ACTION ITEM – Give the records again exactly, with every character kept.

DATA FOR ANALYSIS –
****************************************

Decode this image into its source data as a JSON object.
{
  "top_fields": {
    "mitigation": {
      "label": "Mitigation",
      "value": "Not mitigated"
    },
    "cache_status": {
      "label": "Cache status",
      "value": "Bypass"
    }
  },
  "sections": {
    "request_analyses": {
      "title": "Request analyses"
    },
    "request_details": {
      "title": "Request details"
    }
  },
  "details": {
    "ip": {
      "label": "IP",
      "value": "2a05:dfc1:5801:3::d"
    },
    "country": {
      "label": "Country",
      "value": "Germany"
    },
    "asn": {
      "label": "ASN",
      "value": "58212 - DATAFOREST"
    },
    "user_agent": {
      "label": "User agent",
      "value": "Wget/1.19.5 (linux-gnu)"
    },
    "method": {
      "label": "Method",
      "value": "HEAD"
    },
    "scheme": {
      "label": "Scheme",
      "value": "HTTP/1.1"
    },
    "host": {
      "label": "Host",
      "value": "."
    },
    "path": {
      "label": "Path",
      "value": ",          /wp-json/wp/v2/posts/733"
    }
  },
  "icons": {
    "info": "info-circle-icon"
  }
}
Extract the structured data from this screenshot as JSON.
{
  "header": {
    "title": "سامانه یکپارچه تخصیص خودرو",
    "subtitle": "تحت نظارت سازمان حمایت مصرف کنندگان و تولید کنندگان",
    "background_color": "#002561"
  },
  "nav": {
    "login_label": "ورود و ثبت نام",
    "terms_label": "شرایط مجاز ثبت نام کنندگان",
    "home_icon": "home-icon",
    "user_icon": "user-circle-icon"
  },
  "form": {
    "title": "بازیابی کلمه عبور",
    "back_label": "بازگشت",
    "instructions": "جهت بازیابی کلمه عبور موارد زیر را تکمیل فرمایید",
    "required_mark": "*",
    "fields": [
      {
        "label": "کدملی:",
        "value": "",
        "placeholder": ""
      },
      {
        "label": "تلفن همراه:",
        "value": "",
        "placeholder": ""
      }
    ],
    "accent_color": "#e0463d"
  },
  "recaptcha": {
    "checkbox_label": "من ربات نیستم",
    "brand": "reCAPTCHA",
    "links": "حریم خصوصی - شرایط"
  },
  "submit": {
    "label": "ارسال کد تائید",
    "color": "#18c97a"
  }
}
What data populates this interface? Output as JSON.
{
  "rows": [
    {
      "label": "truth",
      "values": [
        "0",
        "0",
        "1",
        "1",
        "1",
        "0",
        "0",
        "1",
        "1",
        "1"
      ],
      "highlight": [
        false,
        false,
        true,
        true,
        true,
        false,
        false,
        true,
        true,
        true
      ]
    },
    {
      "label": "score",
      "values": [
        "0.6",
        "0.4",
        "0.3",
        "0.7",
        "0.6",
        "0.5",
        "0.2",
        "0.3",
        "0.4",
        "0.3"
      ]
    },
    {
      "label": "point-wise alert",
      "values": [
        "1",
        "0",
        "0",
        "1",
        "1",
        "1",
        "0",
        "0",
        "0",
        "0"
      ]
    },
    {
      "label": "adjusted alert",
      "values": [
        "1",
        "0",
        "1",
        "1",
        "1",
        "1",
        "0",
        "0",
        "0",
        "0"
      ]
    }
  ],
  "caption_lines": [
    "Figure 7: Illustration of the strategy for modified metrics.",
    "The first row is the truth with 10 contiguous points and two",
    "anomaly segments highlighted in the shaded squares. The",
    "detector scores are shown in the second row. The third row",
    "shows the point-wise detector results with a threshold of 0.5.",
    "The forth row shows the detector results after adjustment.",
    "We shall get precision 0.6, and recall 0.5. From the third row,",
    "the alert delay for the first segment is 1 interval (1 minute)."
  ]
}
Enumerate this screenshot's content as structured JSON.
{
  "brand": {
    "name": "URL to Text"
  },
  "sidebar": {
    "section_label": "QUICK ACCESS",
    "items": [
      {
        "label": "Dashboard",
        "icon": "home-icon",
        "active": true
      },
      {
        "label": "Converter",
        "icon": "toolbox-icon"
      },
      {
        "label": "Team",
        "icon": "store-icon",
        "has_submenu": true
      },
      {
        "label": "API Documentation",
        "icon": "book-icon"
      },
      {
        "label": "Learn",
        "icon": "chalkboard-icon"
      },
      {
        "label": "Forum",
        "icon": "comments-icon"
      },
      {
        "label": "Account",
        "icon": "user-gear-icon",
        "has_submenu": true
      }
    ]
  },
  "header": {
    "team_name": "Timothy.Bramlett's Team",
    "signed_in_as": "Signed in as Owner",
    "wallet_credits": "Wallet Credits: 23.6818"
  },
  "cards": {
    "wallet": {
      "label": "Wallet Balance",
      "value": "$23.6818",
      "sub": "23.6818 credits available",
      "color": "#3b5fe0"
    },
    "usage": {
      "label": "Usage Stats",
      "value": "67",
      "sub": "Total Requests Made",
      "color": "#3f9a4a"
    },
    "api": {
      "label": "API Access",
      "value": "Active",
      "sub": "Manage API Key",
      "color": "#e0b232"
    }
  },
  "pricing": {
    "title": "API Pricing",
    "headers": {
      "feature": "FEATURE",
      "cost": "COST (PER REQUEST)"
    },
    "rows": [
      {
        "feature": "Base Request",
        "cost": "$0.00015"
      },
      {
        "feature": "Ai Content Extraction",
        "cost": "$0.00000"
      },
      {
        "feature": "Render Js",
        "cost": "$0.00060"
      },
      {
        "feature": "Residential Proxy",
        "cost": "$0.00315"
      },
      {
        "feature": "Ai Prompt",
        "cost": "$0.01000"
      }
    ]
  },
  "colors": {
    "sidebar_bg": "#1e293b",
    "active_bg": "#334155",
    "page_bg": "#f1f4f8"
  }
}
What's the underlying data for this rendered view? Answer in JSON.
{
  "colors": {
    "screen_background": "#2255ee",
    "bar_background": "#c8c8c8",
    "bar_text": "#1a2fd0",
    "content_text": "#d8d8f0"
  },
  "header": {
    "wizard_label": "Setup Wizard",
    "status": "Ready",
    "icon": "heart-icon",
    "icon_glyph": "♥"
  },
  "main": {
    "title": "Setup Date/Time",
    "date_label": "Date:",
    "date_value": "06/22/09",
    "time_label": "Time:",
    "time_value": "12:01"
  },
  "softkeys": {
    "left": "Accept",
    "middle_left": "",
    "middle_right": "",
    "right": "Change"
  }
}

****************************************

TASK ANSWER –
Decode this image into its source data as a JSON object.
{
  "top_fields": {
    "mitigation": {
      "label": "Mitigation",
      "value": "Not mitigated"
    },
    "cache_status": {
      "label": "Cache status",
      "value": "Bypass"
    }
  },
  "sections": {
    "request_analyses": {
      "title": "Request analyses"
    },
    "request_details": {
      "title": "Request details"
    }
  },
  "details": {
    "ip": {
      "label": "IP",
      "value": "2a05:dfc1:5801:3::d"
    },
    "country": {
      "label": "Country",
      "value": "Germany"
    },
    "asn": {
      "label": "ASN",
      "value": "58212 - DATAFOREST"
    },
    "user_agent": {
      "label": "User agent",
      "value": "Wget/1.19.5 (linux-gnu)"
    },
    "method": {
      "label": "Method",
      "value": "HEAD"
    },
    "scheme": {
      "label": "Scheme",
      "value": "HTTP/1.1"
    },
    "host": {
      "label": "Host",
      "value": "."
    },
    "path": {
      "label": "Path",
      "value": ",          /wp-json/wp/v2/posts/733"
    }
  },
  "icons": {
    "info": "info-circle-icon"
  }
}
Extract the structured data from this screenshot as JSON.
{
  "header": {
    "title": "سامانه یکپارچه تخصیص خودرو",
    "subtitle": "تحت نظارت سازمان حمایت مصرف کنندگان و تولید کنندگان",
    "background_color": "#002561"
  },
  "nav": {
    "login_label": "ورود و ثبت نام",
    "terms_label": "شرایط مجاز ثبت نام کنندگان",
    "home_icon": "home-icon",
    "user_icon": "user-circle-icon"
  },
  "form": {
    "title": "بازیابی کلمه عبور",
    "back_label": "بازگشت",
    "instructions": "جهت بازیابی کلمه عبور موارد زیر را تکمیل فرمایید",
    "required_mark": "*",
    "fields": [
      {
        "label": "کدملی:",
        "value": "",
        "placeholder": ""
      },
      {
        "label": "تلفن همراه:",
        "value": "",
        "placeholder": ""
      }
    ],
    "accent_color": "#e0463d"
  },
  "recaptcha": {
    "checkbox_label": "من ربات نیستم",
    "brand": "reCAPTCHA",
    "links": "حریم خصوصی - شرایط"
  },
  "submit": {
    "label": "ارسال کد تائید",
    "color": "#18c97a"
  }
}
What data populates this interface? Output as JSON.
{
  "rows": [
    {
      "label": "truth",
      "values": [
        "0",
        "0",
        "1",
        "1",
        "1",
        "0",
        "0",
        "1",
        "1",
        "1"
      ],
      "highlight": [
        false,
        false,
        true,
        true,
        true,
        false,
        false,
        true,
        true,
        true
      ]
    },
    {
      "label": "score",
      "values": [
        "0.6",
        "0.4",
        "0.3",
        "0.7",
        "0.6",
        "0.5",
        "0.2",
        "0.3",
        "0.4",
        "0.3"
      ]
    },
    {
      "label": "point-wise alert",
      "values": [
        "1",
        "0",
        "0",
        "1",
        "1",
        "1",
        "0",
        "0",
        "0",
        "0"
      ]
    },
    {
      "label": "adjusted alert",
      "values": [
        "1",
        "0",
        "1",
        "1",
        "1",
        "1",
        "0",
        "0",
        "0",
        "0"
      ]
    }
  ],
  "caption_lines": [
    "Figure 7: Illustration of the strategy for modified metrics.",
    "The first row is the truth with 10 contiguous points and two",
    "anomaly segments highlighted in the shaded squares. The",
    "detector scores are shown in the second row. The third row",
    "shows the point-wise detector results with a threshold of 0.5.",
    "The forth row shows the detector results after adjustment.",
    "We shall get precision 0.6, and recall 0.5. From the third row,",
    "the alert delay for the first segment is 1 interval (1 minute)."
  ]
}
Enumerate this screenshot's content as structured JSON.
{
  "brand": {
    "name": "URL to Text"
  },
  "sidebar": {
    "section_label": "QUICK ACCESS",
    "items": [
      {
        "label": "Dashboard",
        "icon": "home-icon",
        "active": true
      },
      {
        "label": "Converter",
        "icon": "toolbox-icon"
      },
      {
        "label": "Team",
        "icon": "store-icon",
        "has_submenu": true
      },
      {
        "label": "API Documentation",
        "icon": "book-icon"
      },
      {
        "label": "Learn",
        "icon": "chalkboard-icon"
      },
      {
        "label": "Forum",
        "icon": "comments-icon"
      },
      {
        "label": "Account",
        "icon": "user-gear-icon",
        "has_submenu": true
      }
    ]
  },
  "header": {
    "team_name": "Timothy.Bramlett's Team",
    "signed_in_as": "Signed in as Owner",
    "wallet_credits": "Wallet Credits: 23.6818"
  },
  "cards": {
    "wallet": {
      "label": "Wallet Balance",
      "value": "$23.6818",
      "sub": "23.6818 credits available",
      "color": "#3b5fe0"
    },
    "usage": {
      "label": "Usage Stats",
      "value": "67",
      "sub": "Total Requests Made",
      "color": "#3f9a4a"
    },
    "api": {
      "label": "API Access",
      "value": "Active",
      "sub": "Manage API Key",
      "color": "#e0b232"
    }
  },
  "pricing": {
    "title": "API Pricing",
    "headers": {
      "feature": "FEATURE",
      "cost": "COST (PER REQUEST)"
    },
    "rows": [
      {
        "feature": "Base Request",
        "cost": "$0.00015"
      },
      {
        "feature": "Ai Content Extraction",
        "cost": "$0.00000"
      },
      {
        "feature": "Render Js",
        "cost": "$0.00060"
      },
      {
        "feature": "Residential Proxy",
        "cost": "$0.00315"
      },
      {
        "feature": "Ai Prompt",
        "cost": "$0.01000"
      }
    ]
  },
  "colors": {
    "sidebar_bg": "#1e293b",
    "active_bg": "#334155",
    "page_bg": "#f1f4f8"
  }
}
What's the underlying data for this rendered view? Answer in JSON.
{
  "colors": {
    "screen_background": "#2255ee",
    "bar_background": "#c8c8c8",
    "bar_text": "#1a2fd0",
    "content_text": "#d8d8f0"
  },
  "header": {
    "wizard_label": "Setup Wizard",
    "status": "Ready",
    "icon": "heart-icon",
    "icon_glyph": "♥"
  },
  "main": {
    "title": "Setup Date/Time",
    "date_label": "Date:",
    "date_value": "06/22/09",
    "time_label": "Time:",
    "time_value": "12:01"
  },
  "softkeys": {
    "left": "Accept",
    "middle_left": "",
    "middle_right": "",
    "right": "Change"
  }
}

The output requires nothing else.